Mereotopology History and motivation[edit] Preferred approach of Casati & Varzi[edit] Casati and Varzi (1999: chpt.4) set out a variety of mereotopological theories in a consistent notation. This section sets out several nested theories that culminate in their preferred theory GEMTC, and follows their exposition closely. The mereological part of GEMTC is the conventional theory GEM. We begin with some domain of discourse, whose elements are called individuals (a synonym for mereology is "the calculus of individuals"). We begin with a topological primitive, a binary relation called connection; the atomic formula Cxy denotes that "x is connected to y." (reflexive) (symmetric) Now posit the binary relation E, defined as: Exy is read as "y encloses x" and is also topological in nature. then E can be proved antisymmetric and thus becomes a partial order. Let parthood be the defining primitive binary relation of the underlying mereology, and let the atomic formula Pxy denote that "x is part of y". Notes[edit]
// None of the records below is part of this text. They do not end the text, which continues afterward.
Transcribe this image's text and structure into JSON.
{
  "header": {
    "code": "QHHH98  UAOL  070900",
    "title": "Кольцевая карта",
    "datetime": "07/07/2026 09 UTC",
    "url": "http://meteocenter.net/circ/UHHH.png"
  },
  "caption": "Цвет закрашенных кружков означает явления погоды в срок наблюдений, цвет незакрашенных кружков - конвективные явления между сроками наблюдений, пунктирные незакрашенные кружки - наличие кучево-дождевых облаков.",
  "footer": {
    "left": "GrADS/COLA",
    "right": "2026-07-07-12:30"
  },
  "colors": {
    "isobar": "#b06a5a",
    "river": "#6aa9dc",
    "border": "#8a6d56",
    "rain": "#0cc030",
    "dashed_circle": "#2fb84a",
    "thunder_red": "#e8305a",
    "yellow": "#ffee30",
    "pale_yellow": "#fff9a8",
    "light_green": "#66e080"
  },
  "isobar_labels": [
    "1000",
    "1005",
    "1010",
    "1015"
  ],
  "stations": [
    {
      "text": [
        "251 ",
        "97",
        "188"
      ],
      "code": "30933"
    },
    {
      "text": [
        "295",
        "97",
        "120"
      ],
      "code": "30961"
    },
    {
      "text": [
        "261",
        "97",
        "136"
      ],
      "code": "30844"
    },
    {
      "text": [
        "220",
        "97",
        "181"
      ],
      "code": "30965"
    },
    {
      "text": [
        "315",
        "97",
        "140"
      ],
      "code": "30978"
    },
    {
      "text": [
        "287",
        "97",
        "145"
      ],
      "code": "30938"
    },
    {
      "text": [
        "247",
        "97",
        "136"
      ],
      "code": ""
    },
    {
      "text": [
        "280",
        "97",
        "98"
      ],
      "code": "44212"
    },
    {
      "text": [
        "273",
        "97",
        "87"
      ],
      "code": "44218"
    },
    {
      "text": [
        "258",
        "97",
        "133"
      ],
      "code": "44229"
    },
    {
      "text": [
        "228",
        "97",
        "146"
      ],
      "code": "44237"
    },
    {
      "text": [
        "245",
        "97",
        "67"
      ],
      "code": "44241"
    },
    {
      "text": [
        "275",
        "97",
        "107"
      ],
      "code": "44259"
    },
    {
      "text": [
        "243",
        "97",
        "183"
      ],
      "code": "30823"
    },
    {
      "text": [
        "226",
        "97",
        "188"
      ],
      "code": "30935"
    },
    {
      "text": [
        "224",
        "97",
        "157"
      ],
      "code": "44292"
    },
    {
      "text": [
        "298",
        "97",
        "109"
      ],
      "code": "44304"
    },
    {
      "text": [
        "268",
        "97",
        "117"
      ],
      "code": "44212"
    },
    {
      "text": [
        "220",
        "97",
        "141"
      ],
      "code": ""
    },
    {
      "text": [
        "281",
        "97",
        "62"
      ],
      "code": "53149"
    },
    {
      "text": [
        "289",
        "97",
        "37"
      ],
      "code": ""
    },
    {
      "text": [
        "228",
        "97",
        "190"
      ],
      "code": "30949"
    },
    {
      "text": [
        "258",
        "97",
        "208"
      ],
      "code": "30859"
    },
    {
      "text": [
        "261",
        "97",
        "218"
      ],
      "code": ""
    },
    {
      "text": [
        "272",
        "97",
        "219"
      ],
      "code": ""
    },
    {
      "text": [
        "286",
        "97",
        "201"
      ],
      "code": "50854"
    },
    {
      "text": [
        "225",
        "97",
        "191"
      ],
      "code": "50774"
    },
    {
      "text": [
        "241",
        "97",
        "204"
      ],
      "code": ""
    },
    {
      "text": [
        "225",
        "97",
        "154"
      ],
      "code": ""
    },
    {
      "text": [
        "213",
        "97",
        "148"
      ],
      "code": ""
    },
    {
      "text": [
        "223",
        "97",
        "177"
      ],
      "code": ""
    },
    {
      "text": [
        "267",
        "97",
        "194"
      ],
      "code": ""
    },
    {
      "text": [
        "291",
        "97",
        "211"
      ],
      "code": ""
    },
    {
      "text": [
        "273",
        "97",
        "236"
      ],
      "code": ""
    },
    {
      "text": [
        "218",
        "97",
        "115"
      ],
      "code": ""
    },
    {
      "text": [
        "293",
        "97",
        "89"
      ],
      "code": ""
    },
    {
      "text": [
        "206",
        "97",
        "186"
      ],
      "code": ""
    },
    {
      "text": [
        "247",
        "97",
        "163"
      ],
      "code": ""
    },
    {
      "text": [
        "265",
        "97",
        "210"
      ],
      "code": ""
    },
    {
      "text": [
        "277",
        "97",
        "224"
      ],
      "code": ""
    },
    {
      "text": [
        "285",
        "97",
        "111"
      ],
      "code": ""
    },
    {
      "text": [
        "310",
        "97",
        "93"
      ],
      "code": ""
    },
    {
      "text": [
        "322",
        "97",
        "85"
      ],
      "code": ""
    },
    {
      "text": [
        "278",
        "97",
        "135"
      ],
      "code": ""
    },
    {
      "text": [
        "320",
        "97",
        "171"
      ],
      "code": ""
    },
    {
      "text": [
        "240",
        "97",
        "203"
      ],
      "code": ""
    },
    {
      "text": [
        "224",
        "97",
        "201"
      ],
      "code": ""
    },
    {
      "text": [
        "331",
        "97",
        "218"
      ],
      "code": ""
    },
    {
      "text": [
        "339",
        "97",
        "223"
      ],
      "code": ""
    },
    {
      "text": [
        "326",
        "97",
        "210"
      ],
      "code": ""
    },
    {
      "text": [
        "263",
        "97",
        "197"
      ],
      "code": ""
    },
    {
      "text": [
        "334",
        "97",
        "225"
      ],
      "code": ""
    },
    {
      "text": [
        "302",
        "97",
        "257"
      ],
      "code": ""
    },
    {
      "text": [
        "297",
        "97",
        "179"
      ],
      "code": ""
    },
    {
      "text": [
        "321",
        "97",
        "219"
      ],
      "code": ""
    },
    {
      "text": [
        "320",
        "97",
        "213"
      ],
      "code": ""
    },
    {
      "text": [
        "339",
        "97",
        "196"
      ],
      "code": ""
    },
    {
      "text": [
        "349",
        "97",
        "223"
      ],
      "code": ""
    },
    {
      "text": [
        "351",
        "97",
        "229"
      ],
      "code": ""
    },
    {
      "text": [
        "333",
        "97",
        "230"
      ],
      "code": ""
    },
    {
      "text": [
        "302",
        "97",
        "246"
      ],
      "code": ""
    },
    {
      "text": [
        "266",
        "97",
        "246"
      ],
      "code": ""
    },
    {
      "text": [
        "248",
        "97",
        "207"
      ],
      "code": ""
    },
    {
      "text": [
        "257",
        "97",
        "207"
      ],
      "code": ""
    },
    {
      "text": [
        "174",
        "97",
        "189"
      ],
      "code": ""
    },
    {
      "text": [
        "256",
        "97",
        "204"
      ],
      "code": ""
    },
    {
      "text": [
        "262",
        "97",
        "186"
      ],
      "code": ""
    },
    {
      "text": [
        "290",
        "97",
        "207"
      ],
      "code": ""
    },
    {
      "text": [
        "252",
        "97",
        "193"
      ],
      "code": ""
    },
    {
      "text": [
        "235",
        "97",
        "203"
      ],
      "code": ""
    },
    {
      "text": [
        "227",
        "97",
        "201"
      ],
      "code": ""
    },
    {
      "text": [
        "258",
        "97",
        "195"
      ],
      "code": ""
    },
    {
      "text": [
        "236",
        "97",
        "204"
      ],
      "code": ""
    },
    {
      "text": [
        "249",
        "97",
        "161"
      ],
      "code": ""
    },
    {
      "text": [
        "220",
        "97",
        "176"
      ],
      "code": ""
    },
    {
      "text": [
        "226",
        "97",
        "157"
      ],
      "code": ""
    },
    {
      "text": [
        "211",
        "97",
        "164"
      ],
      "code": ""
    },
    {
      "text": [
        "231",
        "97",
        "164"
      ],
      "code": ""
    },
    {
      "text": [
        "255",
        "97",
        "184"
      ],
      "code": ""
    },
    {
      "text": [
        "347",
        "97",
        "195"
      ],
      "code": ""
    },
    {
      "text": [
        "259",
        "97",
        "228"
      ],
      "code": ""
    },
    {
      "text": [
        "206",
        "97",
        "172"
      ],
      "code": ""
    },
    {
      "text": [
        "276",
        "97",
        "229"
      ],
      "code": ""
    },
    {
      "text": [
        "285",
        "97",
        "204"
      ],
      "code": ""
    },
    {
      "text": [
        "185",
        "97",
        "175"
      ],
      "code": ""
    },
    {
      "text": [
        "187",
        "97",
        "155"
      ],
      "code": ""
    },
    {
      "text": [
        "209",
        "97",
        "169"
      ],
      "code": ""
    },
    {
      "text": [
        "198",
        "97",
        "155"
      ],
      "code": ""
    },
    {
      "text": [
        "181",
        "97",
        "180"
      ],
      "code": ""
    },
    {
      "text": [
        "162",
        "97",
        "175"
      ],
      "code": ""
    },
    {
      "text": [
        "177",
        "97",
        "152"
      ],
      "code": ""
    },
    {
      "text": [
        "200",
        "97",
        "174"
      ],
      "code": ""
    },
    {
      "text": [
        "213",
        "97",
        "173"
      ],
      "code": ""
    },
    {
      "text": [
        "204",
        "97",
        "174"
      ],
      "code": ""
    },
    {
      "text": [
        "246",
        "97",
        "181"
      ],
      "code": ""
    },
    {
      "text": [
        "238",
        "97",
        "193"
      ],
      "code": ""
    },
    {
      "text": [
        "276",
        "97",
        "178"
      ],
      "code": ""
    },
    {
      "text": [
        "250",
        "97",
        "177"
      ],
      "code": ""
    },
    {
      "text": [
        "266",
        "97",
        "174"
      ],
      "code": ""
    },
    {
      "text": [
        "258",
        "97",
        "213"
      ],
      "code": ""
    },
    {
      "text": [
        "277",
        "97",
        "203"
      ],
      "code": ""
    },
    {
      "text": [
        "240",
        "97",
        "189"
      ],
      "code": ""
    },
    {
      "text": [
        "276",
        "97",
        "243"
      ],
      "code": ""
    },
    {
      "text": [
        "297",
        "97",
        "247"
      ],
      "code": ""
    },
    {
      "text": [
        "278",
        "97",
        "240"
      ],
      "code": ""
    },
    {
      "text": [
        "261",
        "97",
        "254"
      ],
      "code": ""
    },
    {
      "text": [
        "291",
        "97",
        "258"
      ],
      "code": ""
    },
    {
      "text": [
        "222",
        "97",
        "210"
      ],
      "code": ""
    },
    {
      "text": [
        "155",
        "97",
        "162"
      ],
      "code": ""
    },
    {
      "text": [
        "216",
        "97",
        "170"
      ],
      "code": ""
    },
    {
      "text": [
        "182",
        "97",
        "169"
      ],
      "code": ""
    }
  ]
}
Structure The structure of a DNA molecule is essential to its function. Load-bearing[edit] A traditional Sami food storage structure Gothic quadripartite cross-ribbed vaults of the Saint-Séverin church in Paris Buildings, aircraft, skeletons, anthills, beaver dams and salt domes are all examples of load-bearing structures. The structure elements are combined in structural systems. Load-bearing biological structures such as bones, teeth, shells, and tendons derive their strength from a multilevel hierarchy of structures employing biominerals and proteins, at the bottom of which are collagen fibrils.[4] Biological[edit] Ribbon schematic of the 3D structure of the protein triosephosphate isomerase. Structural biology is concerned with the biomolecular structure of macromolecules, particularly proteins and nucleic acids.[5] The function of these molecules is determined by their shape as well as their composition, and their structure has multiple levels. Chemical[edit] Mathematical[edit] Musical[edit]